If games one and two of Chilliwack’s first round playoff series taught us anything about how games three, four and maybe five will go, it’s that nothing is predictable.
OK, maybe you saw that coming.
But did you or anyone else see the Chiefs beating Prince George 10-1 in the Saturday night rematch?
That’s not a misprint.
“I thought we had a good game in the loss, and we just didn’t get the bounces,” said Trevor Hills, who scored three of Chilliwack’s goals. “But we stepped it up another notch and played real well from the net out.”
Hills and company learned 3:03 into Saturday’s game that Thompson is not some invincible goaltending beast.
Austin Plevy proved that when he beat the stopper with an unscreened wrister from the left faceoff dot. Phil Zielonka did the same a minute later, blowing a shot past Thompson from the high slot.
“It definitely showed he was human like everyone else, especially when he was unbelievable the night before,” Hills said. “It was good to get some pucks past him and get him out of the net.”
Thompson was pulled 13:36 into period two after giving up five goals on 22 shots, his aura of invincibility shattered.
Liam McLeod came on in relief and didn’t fare any better.

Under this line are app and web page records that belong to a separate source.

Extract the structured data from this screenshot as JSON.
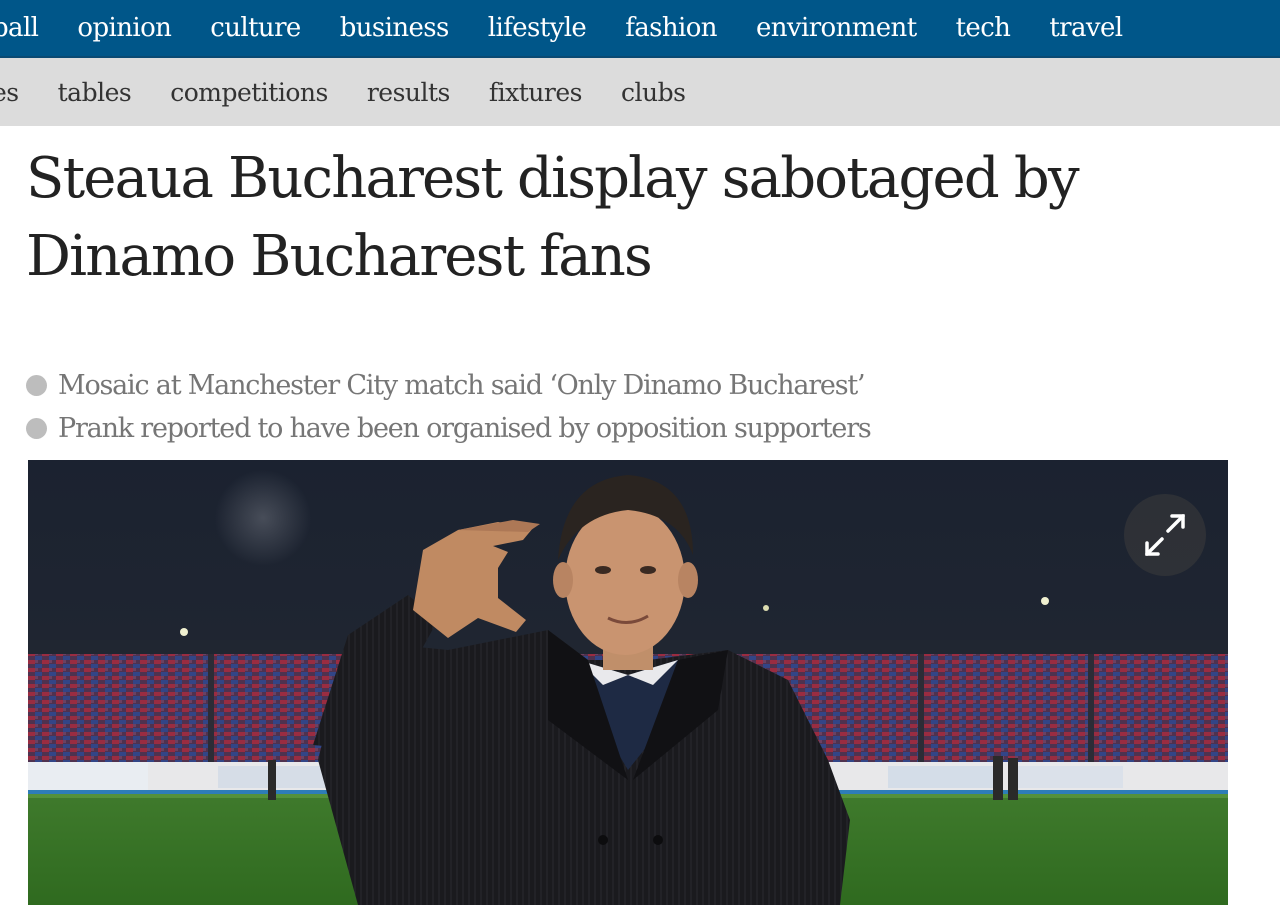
{
  "nav_primary": {
    "items": [
      "ball",
      "opinion",
      "culture",
      "business",
      "lifestyle",
      "fashion",
      "environment",
      "tech",
      "travel"
    ]
  },
  "nav_secondary": {
    "items": [
      "es",
      "tables",
      "competitions",
      "results",
      "fixtures",
      "clubs"
    ]
  },
  "article": {
    "headline_line1": "Steaua Bucharest display sabotaged by",
    "headline_line2": "Dinamo Bucharest fans",
    "standfirst": [
      "Mosaic at Manchester City match said ‘Only Dinamo Bucharest’",
      "Prank reported to have been organised by opposition supporters"
    ]
  },
  "hero_image": {
    "expand_icon": "expand-icon"
  },
  "colors": {
    "nav_primary_bg": "#005689",
    "nav_secondary_bg": "#dcdcdc",
    "headline_text": "#222222",
    "standfirst_text": "#767676",
    "bullet": "#bdbdbd"
  }
}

By the end of the night, Hills had three, Zielonka had two and five Chiefs (Plevy, Josh Hansen, Tanner Burns, Alex Perron-Fontaine and Ryan Donohoe) had singles in a record setting offensive explosion.
Chilliwack tied the franchise mark for goals in a playoff game, and set a franchise record for most lopsided playoff win.

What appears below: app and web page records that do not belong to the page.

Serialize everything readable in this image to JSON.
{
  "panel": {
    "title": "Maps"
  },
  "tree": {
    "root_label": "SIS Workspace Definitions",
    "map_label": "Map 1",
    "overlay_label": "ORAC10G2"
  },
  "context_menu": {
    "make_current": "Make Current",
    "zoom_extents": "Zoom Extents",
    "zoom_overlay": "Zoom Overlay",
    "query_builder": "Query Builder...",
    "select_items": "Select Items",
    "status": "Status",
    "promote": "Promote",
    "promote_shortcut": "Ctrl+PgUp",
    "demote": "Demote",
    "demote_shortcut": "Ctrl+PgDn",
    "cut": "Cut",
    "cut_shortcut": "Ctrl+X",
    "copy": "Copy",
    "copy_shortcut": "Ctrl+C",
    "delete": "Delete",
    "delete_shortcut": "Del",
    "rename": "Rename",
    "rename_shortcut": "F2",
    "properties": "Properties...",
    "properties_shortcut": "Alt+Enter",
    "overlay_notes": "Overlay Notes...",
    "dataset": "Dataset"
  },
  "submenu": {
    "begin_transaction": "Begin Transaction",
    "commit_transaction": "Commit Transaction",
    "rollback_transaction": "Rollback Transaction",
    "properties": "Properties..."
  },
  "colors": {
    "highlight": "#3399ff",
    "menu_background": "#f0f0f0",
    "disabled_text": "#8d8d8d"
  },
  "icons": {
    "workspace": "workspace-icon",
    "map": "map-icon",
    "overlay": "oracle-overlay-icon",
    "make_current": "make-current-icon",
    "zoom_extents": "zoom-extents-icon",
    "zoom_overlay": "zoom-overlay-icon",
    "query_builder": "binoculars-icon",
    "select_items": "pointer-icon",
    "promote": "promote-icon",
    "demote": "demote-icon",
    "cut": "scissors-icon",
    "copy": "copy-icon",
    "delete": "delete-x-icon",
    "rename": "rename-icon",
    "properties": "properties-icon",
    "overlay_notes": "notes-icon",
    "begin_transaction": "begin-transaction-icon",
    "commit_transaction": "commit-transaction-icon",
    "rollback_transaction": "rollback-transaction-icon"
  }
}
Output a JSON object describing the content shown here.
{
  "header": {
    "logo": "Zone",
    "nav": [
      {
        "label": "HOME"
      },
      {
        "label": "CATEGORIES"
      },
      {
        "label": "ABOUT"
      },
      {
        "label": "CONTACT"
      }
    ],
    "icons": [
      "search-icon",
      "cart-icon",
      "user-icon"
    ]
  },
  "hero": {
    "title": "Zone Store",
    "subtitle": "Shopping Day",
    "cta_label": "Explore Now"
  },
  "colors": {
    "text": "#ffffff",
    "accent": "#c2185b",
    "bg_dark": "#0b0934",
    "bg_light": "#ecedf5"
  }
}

“This was a lot of fun, but we don’t want to get too high,” Hills said. “It’s certainly good for our confidence, which is good for us going forward.”

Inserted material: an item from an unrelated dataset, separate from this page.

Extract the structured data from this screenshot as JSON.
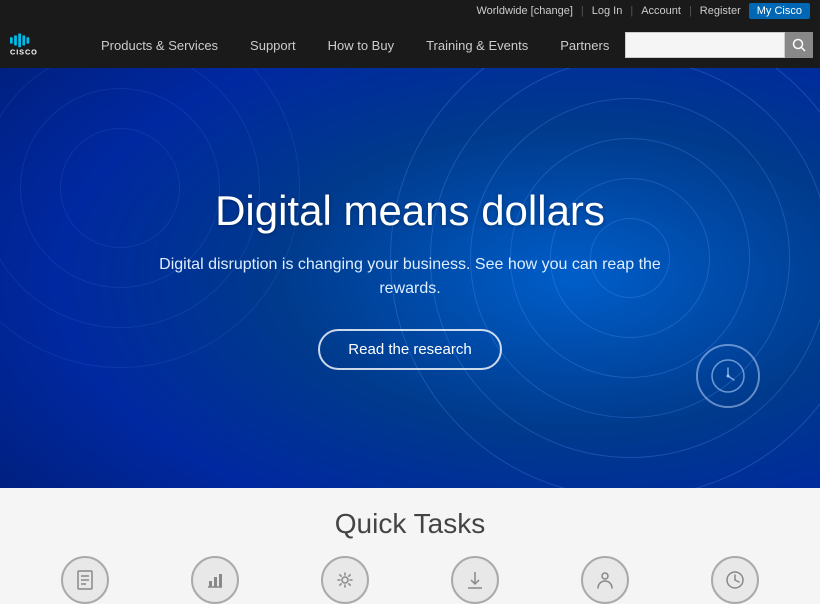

Game three of the series was played Monday night, after Progress press deadlines.
Check theprogress.com to see how that went.
Which brings us to game four, tonight at the Prince George Coliseum.
The Chiefs will either have their backs against the wall, facing elimination, or be in position to close out the series. Either way, Hills said the team needs to have a short memory, not lingering on what happened a game or two before.
“It’s a tighter rink and a more physical game when we play up there,”
Hills said. “It should be hard-nosed playoff hockey, and we don’t want to have to come back home for a game five. Anything can happen if it gets that far, so it’s better to finish it off in PG.”
On the Prince George side, the Spruce Kings accomplished one of their goals by earning a split in Chilliwack. And Dupas believes Thompson will bounce back as the series goes on.
“Kirk can steal the series by himself if that’s the way it has to go. We hope that we don’t put him in a position where he has to steal the series, but he’s capable of doing it,” Dupas noted. “(Mitch) Gillam and Kirk, I think, are a bit of a saw off. The difference is they have a lot of firepower. We haven’t been scoring as much as we’d like to.”
For Dupas and his underdog squad to complete the first round upset, they will have to put some pucks behind Gillam.
Chilliwack’s goalie have up three through the first two games (with a fourth into an empty net). Dupas knows his team can’t rely solely on Thompson and expect to win.
“You don’t beat Mitch Gillam very often when he can see the puck, so you need to have traffic there and you need to have rebounds and we have to make sure we’re there cleaning those things up,” he said. “It’s scoring by committee for us, the way it’s been all year and if we play solid in our zone, limit their power-play opportunities, I think we have a good chance.”
Check Thursday’s Chilliwack Progress sports section for a summary of games three and four, plus a look ahead.